In a pair of Brooklyn Paper Op-Eds opponents to the Sheepshead Bay mosque reassert their criticism of zoning issues, while advocates fight for their right to religious freedom.
But the bigots, with their sensational quotes, still provide the focus for the mainstream media’s reports, and no legitimate conversation can emerge until they’ve been addressed.
“The Muslims have been a part and parcel of various New York communities — including the one in Sheepshead Bay — for a very long time,” writes Ibrahim Anse, the architect for the proposed mosque, in the Brooklyn Paper Op-Ed.
Anse defends the right of local Muslims to build a religious institution, pointing out that this is to serve residents and business owners – not some imagined outside constituency. He also discusses the community’s affiliation with the Muslim American Society, the target of many opponents who say the organization has ties to terrorism:
The Muslim American Society of New York, as an organization, has been around for over a decade, working with local elected officials, interfaith groups and other organizations and agencies. The Muslim American Society worked for more than a decade in the city to make a positive change in the lives of families and youth. It is an incorporated, not-for-profit organization which promotes youth development, charitable work, community service, and that is why Sheepshead Bay decided to affiliate with such an organization.
From the Muslim American Society Youth Center in Bensonhurst, to the mosques in Astoria and the Bronx, to a full-time school in Yonkers, we have been active participants in our communities. The Muslim American Society — along with the other Muslim organizations — raised funds for the Katrina disaster victims, and contributed, on the national level, $1 million for the victims of the Haiti earthquake. The society supports its projects through charitable donations from the local Muslims. Muslims in Sheepshead Bay will be part of those productive actions for the good of the community.
On the other side, Bay People member Alex Tenenbaum explains his personal opposition to any large community center on a residential street. He opposes the construction based on parking, traffic and noise concerns.
This is my home we are talking about! Can you honestly say that you wouldn’t oppose this particular construction? I beg every reader to imagine themselves in my position and please answer the following question: “What would you do?” Please, be honest with yourselves!
But Tenenbaum also seems taken aback by the accusations that he’s a bigot, a label fueled by a slew of media reports that found the crowd at anti-mosque gatherings spewing hateful remarks. Bigotry, he asserts, isn’t at the heart of his opposition:

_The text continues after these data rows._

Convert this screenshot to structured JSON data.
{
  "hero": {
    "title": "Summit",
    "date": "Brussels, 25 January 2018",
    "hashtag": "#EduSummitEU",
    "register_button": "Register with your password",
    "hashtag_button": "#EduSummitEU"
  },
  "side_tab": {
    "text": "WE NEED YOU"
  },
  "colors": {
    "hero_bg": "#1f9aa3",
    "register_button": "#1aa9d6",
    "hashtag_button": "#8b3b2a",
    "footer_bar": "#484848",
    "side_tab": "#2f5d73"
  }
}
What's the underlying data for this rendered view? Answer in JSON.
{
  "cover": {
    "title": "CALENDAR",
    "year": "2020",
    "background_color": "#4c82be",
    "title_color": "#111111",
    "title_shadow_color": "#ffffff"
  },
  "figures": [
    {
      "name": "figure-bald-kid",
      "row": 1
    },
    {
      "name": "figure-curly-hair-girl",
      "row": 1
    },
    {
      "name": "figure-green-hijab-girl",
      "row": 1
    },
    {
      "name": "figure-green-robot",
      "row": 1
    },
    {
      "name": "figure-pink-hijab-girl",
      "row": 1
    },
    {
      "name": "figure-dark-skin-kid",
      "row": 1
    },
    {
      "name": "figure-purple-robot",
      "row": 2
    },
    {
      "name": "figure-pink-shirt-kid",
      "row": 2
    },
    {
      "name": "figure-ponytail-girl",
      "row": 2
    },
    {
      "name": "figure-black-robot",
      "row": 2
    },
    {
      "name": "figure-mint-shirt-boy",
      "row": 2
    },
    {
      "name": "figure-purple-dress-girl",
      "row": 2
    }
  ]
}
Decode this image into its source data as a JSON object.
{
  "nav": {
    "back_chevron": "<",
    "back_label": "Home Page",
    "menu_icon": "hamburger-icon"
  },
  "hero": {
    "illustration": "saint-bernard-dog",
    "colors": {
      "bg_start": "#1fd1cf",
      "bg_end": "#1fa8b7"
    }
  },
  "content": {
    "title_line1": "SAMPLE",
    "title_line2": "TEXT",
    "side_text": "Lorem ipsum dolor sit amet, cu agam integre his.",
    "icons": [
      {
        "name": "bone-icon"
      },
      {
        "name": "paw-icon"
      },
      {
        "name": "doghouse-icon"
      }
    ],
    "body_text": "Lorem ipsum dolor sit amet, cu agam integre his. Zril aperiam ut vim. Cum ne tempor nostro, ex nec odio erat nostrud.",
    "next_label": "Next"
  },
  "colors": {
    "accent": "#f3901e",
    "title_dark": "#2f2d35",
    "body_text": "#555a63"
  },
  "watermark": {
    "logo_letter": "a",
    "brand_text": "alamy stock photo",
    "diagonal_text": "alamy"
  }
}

Proponents of the mosque are trying to convince everyone that our concerns are ungrounded. Moreover, anyone opposing the project is called an “Islamophobe.” That characterization is unfair and very painful. I would oppose any type of large building, synagogue, church, mosque, or any other non-religious structure that would threaten to destroy my family’s right to quietly use and enjoy our property.
We will protect our rights and we will make sure our American dreams and our quality of life are not sacrificed on the altar of political correctness.
Tenenbaum was one of the first people Sheepshead Bites spoke to about the mosque, way back before the story had surfaced. We can vouch that his opposition has remained consistently against zoning issues. Anse, too, has been a helpful source in shaping our stories.
But, as we’ve written before, there are more than two sides to this story. Too many people oppose the mosque for the wrong reason. These Op-Eds show a rational conversation, but as we, and many other reporters found, there is an overwhelming sense of bigotry and hatred emanating from the opposition. And the damage caused by those hatemongers has not only undermined Bay People and those who oppose it for zoning issues, but it has branded the entire neighborhood as racist and unwelcoming.
Just as marking all Muslims as terrorists is wrong, labeling all those who oppose the mosque as “Islamophobes” is equally wrong. Tenenbaum does not strike me as a hateful person. He is no Islamophobe.
But that villainous and vocal segment, filled of hate and ignorance, do need to be rooted out of the debate, and they need to be told in no uncertain terms that they’re wrong.
Until then, the legitimate arguments against the mosque will fall on deaf ears, and those for the mosque will focus on battling prejudice. That’s a poor playing field for finding a compromise befitting our great and welcoming community.